A few years back I suffered a tough injury after a milestone race that resulted in me dropping off the face of the ultrarunning and athlete blogging scene. For near two years after that injury, I continued to wrestle with nagging physical problems and the larger issue of losing my identity. I was a runner, but I was no longer a runner. The psychological impact of that whole process was real and very hard to deal with. Not only did I feel like I’d lost a part of my identity, but I also felt like I had lost my community. I was no longer a part of those cherished long runs. I was no longer part of the pre-dawn ritual of headlamp trail running. I was no longer a part of my social circle. And, when I stopped blogging about training, racing, and just outdoor adventures in general, I felt like I’d lost my internet athlete community as well. Again, those are tough things to process and inevitably left me feeling quite alone.
Fast forward to this past year and I entered into a new stage in my life, one that included being a single father, walking through the ugly world of divorce, the loss of family support, and the loss of my final social circle: the church. Essentially, I ended up feeling quite alone. I had my son and my new partner and that was what remained of my community. It was at that point that members of my athletic community began to come out of the woodwork and offer support. This time, it wasn’t virtual cheering or live blogging of races that I was receiving, but instead it was personal encouragement without strings attached and without judgment. One after another, they began checking in on me, reaffirming the relationships and reminding me of my value to them. They re-established my community. They resurfaced as my peeps. They re-filled my mug of awesome.
The thing I realized about this community was that with them, I had always been myself. Out on the trails, I didn’t wear a mask. During a race, I didn’t wear a mask. When I was killing myself on a track workout, I didn’t wear a mask. These people saw ME. And I was real with this community. It started out as a community of people with a common interest, but by being an honest human being with them, letting them be part of my success and failure, they became more than just community, they became my tribe.

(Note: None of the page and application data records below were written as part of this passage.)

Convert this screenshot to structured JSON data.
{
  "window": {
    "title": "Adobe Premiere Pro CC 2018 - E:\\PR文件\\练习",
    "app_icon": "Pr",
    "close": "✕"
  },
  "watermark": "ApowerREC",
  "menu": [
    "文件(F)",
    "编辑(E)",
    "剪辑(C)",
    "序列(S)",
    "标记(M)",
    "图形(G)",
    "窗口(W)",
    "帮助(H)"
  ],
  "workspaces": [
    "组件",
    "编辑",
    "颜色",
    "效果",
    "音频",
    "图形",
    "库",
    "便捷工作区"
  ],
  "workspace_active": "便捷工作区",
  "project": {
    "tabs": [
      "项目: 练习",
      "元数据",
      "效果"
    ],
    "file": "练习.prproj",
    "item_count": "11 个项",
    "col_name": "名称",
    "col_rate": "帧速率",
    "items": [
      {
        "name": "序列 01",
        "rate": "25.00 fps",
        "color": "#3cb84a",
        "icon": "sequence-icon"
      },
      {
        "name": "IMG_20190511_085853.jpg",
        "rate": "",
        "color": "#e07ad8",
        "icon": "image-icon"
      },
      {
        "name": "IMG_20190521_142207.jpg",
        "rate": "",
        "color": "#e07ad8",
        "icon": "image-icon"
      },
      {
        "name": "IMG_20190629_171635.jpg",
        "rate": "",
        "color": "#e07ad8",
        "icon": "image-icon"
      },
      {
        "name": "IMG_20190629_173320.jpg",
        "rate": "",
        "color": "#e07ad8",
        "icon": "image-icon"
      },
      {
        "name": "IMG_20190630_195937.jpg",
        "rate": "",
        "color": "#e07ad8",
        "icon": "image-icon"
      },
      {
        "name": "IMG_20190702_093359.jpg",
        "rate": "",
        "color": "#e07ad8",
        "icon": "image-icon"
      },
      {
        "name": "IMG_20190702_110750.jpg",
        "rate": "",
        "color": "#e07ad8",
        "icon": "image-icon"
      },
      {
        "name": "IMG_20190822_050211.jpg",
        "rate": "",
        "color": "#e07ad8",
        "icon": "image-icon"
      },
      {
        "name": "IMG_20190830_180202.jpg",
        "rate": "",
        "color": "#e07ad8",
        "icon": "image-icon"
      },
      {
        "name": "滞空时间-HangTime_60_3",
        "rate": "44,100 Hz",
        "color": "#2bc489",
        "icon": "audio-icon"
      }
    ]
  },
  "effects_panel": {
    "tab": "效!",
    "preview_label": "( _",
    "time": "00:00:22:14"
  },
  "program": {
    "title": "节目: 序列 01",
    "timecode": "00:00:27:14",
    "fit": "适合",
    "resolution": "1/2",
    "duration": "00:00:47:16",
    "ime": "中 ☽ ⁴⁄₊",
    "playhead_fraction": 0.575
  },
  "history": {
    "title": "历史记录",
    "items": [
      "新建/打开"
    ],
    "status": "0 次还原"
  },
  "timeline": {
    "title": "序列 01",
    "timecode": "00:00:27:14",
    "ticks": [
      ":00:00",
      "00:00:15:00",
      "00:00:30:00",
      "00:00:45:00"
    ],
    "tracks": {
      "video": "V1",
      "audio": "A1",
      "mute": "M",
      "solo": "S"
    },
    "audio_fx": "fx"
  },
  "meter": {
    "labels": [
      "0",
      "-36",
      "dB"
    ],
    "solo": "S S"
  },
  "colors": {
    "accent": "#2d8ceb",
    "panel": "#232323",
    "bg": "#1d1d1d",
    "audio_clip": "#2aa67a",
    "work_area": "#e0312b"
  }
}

And when shit hit the fan, it was that tribe that survived the test of fire and was left standing. Not my neighbors. Not my church. Not my family.
So I compare my community of athletes with those other communities that I have lost and I recognize that my lack of personal honesty with them is why they didn’t survive. Maybe those communities should not have been ones I should have invested in in the first place, but that’s a moot point now. But I do see it is a two way street, you MUST invest in the community and be real with them or find out in the long run that it was a superficial community at best.
So, to my community of athletes, those of you who I spent countless hours with on the trails, those of you who I raced with, those of you who supported me in person and virtually, those of you who I have met in person and those who are still just a person behind a wall of electrons, thank you. Thank you for being my people and for being there when I needed you most.
And, to those of you lacking a community, invest yourself. Your REAL self. Without that honesty in your life, you’ll find yourself, after a trial by fire, burnt.
|Soundtrack for This Post|